Items from an interface collection
BEGIN
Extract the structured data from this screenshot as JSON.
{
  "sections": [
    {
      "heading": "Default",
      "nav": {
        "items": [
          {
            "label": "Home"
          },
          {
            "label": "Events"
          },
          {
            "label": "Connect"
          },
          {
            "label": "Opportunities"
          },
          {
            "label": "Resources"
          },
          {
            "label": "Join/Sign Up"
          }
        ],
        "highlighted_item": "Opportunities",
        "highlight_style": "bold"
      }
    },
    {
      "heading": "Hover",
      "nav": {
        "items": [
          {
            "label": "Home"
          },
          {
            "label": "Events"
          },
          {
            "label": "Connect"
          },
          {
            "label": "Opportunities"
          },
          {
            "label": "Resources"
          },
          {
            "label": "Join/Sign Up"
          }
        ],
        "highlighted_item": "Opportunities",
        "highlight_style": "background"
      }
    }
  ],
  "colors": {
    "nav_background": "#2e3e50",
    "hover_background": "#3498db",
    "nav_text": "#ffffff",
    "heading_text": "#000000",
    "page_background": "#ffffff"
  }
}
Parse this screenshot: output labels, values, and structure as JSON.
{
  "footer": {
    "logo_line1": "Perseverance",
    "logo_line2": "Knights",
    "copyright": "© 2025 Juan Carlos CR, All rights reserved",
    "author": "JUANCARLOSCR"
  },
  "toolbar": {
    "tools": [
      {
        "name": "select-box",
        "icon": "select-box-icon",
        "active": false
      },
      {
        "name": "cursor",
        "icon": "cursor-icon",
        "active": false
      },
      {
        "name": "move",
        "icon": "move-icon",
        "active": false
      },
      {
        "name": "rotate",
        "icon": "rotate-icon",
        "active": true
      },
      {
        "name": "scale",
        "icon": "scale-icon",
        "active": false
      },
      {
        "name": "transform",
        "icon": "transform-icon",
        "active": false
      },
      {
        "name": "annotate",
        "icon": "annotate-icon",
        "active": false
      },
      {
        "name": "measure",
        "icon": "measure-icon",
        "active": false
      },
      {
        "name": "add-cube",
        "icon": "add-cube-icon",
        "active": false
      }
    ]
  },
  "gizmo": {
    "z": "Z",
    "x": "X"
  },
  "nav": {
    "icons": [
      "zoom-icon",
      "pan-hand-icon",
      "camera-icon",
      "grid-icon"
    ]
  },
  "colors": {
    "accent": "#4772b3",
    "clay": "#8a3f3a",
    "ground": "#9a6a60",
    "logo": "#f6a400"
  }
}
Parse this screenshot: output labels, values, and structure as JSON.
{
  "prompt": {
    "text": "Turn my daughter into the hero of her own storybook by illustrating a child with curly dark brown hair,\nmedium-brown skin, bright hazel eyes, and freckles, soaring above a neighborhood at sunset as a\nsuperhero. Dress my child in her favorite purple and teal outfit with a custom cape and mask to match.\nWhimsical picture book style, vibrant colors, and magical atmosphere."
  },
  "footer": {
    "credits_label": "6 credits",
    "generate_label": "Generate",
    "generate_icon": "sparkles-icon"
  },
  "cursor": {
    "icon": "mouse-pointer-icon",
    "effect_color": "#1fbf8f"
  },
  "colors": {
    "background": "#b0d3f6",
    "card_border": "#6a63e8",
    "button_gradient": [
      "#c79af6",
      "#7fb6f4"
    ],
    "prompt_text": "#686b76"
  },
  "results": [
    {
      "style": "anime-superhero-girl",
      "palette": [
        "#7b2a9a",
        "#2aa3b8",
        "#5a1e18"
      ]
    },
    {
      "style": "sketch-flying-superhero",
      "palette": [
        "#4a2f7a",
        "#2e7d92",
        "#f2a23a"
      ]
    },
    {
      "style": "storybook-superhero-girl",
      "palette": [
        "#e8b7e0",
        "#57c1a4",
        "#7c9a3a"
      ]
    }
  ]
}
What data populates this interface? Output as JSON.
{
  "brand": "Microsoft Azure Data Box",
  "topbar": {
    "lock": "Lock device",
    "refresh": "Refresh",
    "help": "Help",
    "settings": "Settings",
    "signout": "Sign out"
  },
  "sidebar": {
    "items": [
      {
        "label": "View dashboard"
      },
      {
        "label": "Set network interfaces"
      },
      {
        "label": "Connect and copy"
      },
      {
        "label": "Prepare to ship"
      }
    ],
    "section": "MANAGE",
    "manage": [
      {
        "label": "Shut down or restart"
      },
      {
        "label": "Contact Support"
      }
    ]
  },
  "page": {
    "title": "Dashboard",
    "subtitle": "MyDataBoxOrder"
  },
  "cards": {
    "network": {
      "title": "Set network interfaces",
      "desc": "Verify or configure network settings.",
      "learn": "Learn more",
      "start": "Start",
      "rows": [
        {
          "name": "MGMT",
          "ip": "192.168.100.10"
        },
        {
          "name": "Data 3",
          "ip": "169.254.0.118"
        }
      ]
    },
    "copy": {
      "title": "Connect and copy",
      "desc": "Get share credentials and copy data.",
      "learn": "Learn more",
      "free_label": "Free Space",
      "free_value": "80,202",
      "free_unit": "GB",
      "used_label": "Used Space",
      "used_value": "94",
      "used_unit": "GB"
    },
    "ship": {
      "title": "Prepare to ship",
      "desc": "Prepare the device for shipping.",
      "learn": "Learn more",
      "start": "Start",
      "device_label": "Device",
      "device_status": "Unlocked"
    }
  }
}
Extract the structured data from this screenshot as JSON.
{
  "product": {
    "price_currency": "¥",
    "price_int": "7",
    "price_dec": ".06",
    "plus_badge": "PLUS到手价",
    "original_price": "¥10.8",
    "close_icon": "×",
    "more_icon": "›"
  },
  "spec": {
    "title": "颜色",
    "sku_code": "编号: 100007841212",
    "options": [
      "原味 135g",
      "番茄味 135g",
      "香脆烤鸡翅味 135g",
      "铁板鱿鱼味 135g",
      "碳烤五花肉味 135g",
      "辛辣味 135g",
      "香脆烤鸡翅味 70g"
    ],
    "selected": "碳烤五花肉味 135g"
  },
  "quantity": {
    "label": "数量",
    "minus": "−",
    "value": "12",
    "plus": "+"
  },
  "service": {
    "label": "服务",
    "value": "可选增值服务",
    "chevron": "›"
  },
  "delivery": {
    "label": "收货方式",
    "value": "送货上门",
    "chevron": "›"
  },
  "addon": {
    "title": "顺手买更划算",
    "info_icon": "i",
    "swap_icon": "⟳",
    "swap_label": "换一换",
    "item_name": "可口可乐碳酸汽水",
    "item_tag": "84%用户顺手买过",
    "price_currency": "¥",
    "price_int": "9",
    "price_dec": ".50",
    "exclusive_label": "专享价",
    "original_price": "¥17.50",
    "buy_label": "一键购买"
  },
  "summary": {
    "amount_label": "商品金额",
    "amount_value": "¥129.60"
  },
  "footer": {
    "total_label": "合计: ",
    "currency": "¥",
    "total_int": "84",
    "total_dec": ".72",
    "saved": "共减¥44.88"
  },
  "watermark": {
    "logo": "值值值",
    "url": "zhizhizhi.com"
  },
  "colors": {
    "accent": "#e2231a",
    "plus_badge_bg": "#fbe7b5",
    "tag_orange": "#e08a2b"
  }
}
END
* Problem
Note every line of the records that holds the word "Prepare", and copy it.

* Written response
        "label": "Prepare to ship"
      "title": "Prepare to ship",
      "desc": "Prepare the device for shipping.",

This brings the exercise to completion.